Work to complete: Search term "zwart": copy each line of the records that contains it.

[Start of Attachment]

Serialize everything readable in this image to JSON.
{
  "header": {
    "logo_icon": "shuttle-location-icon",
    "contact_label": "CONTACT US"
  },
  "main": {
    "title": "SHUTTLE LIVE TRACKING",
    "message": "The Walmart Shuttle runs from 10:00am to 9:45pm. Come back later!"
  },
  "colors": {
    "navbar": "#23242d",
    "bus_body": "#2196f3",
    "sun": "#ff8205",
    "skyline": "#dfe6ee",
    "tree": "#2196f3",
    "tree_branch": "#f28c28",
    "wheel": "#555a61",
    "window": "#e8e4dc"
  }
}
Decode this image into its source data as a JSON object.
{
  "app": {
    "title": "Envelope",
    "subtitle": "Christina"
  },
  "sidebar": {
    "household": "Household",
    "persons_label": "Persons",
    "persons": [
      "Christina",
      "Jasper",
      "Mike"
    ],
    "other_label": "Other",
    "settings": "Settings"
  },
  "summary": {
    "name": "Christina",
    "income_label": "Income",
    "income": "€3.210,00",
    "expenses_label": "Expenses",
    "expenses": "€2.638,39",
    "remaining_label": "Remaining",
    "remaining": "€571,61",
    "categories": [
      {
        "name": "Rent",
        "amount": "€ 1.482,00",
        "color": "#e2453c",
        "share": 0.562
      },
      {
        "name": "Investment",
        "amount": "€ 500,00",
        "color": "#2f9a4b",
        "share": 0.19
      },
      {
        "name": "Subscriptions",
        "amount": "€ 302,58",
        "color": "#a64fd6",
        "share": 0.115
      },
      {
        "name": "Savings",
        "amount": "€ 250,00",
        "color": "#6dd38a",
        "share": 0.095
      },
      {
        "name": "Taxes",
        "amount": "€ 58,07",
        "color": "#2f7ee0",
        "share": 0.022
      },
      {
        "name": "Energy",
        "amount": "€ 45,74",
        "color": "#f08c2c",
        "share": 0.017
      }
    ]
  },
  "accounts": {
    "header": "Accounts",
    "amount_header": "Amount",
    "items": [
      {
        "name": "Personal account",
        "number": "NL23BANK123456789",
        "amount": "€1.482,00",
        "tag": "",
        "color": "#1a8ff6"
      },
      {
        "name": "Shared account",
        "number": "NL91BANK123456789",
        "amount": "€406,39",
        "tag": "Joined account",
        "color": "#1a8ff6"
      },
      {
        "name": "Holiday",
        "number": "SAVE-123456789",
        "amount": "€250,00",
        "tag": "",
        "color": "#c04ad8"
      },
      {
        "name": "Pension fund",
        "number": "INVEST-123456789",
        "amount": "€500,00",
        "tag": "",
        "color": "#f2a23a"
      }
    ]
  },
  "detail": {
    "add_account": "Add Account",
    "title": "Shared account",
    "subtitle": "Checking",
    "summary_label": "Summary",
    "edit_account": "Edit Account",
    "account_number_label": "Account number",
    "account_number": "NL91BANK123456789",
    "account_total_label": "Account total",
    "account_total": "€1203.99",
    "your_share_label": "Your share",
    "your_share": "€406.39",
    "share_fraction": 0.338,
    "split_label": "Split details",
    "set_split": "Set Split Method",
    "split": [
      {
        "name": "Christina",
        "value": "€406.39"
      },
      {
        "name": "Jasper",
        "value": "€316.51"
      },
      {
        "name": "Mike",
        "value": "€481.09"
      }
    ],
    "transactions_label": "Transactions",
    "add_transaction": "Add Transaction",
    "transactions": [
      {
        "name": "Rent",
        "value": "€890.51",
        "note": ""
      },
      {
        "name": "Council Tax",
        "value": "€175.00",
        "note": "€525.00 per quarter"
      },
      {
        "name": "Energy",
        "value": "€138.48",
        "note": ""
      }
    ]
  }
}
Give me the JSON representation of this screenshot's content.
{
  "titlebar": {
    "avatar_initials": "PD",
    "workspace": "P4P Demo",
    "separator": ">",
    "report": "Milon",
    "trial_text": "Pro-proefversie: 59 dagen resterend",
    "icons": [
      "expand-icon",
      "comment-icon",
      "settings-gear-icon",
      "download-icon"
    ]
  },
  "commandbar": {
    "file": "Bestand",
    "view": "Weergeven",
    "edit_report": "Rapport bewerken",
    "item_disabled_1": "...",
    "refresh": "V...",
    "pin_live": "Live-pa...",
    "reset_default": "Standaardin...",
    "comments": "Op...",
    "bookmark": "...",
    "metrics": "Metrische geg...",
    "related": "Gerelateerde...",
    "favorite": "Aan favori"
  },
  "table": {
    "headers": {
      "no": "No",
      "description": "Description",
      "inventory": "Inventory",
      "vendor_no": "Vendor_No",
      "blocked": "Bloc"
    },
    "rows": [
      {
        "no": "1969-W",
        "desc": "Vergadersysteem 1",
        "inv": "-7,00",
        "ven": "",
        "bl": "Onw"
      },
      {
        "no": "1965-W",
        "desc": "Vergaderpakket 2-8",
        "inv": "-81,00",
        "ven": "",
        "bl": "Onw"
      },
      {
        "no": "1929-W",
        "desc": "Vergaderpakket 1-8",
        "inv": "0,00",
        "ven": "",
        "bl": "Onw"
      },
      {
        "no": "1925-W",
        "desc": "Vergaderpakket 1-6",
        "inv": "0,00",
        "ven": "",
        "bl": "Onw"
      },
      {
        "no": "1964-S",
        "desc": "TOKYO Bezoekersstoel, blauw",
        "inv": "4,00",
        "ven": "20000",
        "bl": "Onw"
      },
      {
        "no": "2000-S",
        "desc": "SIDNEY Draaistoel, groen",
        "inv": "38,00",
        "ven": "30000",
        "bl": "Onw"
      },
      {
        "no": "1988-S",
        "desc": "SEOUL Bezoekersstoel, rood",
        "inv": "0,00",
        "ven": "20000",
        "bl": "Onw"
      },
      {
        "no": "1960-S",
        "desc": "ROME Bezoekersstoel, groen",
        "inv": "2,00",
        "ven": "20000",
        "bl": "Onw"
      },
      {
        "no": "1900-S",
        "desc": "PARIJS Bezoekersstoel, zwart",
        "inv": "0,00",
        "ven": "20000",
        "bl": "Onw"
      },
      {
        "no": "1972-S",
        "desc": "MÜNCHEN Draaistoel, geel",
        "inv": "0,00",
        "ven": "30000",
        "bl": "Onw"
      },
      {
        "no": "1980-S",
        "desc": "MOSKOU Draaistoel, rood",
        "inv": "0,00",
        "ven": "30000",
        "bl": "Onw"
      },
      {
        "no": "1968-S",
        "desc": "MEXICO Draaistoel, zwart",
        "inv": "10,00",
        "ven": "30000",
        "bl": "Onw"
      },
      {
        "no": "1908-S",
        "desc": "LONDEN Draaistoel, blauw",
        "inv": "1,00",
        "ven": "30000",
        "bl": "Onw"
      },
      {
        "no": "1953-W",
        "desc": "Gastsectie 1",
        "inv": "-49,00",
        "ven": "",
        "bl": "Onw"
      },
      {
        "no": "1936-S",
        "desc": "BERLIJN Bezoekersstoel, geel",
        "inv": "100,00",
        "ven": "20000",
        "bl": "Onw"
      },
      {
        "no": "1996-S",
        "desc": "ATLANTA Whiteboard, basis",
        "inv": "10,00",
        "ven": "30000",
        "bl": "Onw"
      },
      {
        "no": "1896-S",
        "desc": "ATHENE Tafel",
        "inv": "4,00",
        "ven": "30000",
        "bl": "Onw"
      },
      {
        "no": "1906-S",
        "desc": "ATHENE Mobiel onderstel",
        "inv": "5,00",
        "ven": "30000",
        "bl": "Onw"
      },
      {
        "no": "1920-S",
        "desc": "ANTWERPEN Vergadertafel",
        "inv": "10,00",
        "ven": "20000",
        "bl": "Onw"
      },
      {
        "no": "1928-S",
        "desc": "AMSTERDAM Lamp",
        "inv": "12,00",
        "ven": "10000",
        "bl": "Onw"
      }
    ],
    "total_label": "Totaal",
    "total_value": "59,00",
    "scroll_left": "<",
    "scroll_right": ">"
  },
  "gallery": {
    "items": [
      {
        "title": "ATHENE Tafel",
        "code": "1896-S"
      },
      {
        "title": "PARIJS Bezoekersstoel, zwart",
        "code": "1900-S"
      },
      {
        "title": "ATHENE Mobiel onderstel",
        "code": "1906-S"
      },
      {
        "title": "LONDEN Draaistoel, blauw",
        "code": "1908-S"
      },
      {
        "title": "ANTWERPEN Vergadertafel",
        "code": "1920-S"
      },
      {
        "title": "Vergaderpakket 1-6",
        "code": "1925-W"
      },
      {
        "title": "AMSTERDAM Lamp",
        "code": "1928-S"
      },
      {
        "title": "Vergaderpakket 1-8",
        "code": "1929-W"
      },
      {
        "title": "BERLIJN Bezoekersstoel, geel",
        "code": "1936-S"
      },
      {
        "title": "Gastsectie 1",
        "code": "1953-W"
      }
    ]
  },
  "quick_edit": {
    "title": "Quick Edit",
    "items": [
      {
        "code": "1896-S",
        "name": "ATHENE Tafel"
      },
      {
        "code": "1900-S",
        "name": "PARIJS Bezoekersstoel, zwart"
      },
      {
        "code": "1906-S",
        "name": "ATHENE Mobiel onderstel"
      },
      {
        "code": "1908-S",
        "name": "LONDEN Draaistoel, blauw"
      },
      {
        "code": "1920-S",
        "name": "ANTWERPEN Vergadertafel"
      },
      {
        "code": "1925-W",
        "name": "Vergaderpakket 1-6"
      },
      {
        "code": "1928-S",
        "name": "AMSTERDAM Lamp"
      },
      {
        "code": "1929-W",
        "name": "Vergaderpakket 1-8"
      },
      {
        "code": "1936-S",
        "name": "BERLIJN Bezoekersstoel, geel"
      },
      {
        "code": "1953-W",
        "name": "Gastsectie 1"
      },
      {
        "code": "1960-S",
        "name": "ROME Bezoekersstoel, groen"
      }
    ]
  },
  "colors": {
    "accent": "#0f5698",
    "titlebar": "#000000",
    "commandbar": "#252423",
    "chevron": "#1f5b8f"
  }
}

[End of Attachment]

Exercise response:
        "desc": "PARIJS Bezoekersstoel, zwart",
        "desc": "MEXICO Draaistoel, zwart",
        "title": "PARIJS Bezoekersstoel, zwart",
        "name": "PARIJS Bezoekersstoel, zwart"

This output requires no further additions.